**WORK REQUEST**
Copy every line from the one containing "Read all visible content and emit it as JSON." through the last line of the records below, both included, and nothing else.

*** Block opens ***

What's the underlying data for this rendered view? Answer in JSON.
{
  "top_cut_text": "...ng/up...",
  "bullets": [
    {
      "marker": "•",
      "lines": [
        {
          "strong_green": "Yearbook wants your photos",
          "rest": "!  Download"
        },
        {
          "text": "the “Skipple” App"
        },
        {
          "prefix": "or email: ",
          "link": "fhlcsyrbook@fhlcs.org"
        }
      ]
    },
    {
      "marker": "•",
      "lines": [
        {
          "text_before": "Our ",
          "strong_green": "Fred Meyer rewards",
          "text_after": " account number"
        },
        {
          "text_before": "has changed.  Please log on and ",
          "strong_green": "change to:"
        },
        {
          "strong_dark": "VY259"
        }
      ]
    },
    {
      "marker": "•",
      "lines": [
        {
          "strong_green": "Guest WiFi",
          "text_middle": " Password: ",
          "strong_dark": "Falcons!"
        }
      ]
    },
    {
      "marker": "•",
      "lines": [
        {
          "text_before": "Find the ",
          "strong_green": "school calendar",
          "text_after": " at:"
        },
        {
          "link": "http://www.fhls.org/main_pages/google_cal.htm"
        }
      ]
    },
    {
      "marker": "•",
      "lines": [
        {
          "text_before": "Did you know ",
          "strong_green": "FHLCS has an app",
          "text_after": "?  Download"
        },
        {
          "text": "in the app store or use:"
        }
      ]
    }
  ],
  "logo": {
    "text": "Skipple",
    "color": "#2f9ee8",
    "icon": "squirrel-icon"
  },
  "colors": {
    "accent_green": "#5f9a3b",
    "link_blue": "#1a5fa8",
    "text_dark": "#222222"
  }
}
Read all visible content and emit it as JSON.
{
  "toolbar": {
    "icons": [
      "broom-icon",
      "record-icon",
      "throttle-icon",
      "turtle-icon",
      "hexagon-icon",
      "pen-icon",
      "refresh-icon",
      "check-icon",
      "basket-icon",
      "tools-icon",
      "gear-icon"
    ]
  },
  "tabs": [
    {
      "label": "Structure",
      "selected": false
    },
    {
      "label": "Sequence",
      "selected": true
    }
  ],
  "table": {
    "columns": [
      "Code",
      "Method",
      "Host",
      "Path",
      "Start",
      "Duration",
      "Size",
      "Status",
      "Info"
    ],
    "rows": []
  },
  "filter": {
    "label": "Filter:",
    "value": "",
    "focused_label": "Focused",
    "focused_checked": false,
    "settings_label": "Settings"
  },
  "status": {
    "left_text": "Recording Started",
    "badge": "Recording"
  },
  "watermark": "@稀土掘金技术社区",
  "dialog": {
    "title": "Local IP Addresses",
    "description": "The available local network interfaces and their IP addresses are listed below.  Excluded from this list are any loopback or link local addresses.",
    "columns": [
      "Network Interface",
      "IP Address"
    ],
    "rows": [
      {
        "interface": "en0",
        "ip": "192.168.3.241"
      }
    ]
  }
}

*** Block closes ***

**ANSWER TO THE EXERCISE**
Read all visible content and emit it as JSON.
{
  "toolbar": {
    "icons": [
      "broom-icon",
      "record-icon",
      "throttle-icon",
      "turtle-icon",
      "hexagon-icon",
      "pen-icon",
      "refresh-icon",
      "check-icon",
      "basket-icon",
      "tools-icon",
      "gear-icon"
    ]
  },
  "tabs": [
    {
      "label": "Structure",
      "selected": false
    },
    {
      "label": "Sequence",
      "selected": true
    }
  ],
  "table": {
    "columns": [
      "Code",
      "Method",
      "Host",
      "Path",
      "Start",
      "Duration",
      "Size",
      "Status",
      "Info"
    ],
    "rows": []
  },
  "filter": {
    "label": "Filter:",
    "value": "",
    "focused_label": "Focused",
    "focused_checked": false,
    "settings_label": "Settings"
  },
  "status": {
    "left_text": "Recording Started",
    "badge": "Recording"
  },
  "watermark": "@稀土掘金技术社区",
  "dialog": {
    "title": "Local IP Addresses",
    "description": "The available local network interfaces and their IP addresses are listed below.  Excluded from this list are any loopback or link local addresses.",
    "columns": [
      "Network Interface",
      "IP Address"
    ],
    "rows": [
      {
        "interface": "en0",
        "ip": "192.168.3.241"
      }
    ]
  }
}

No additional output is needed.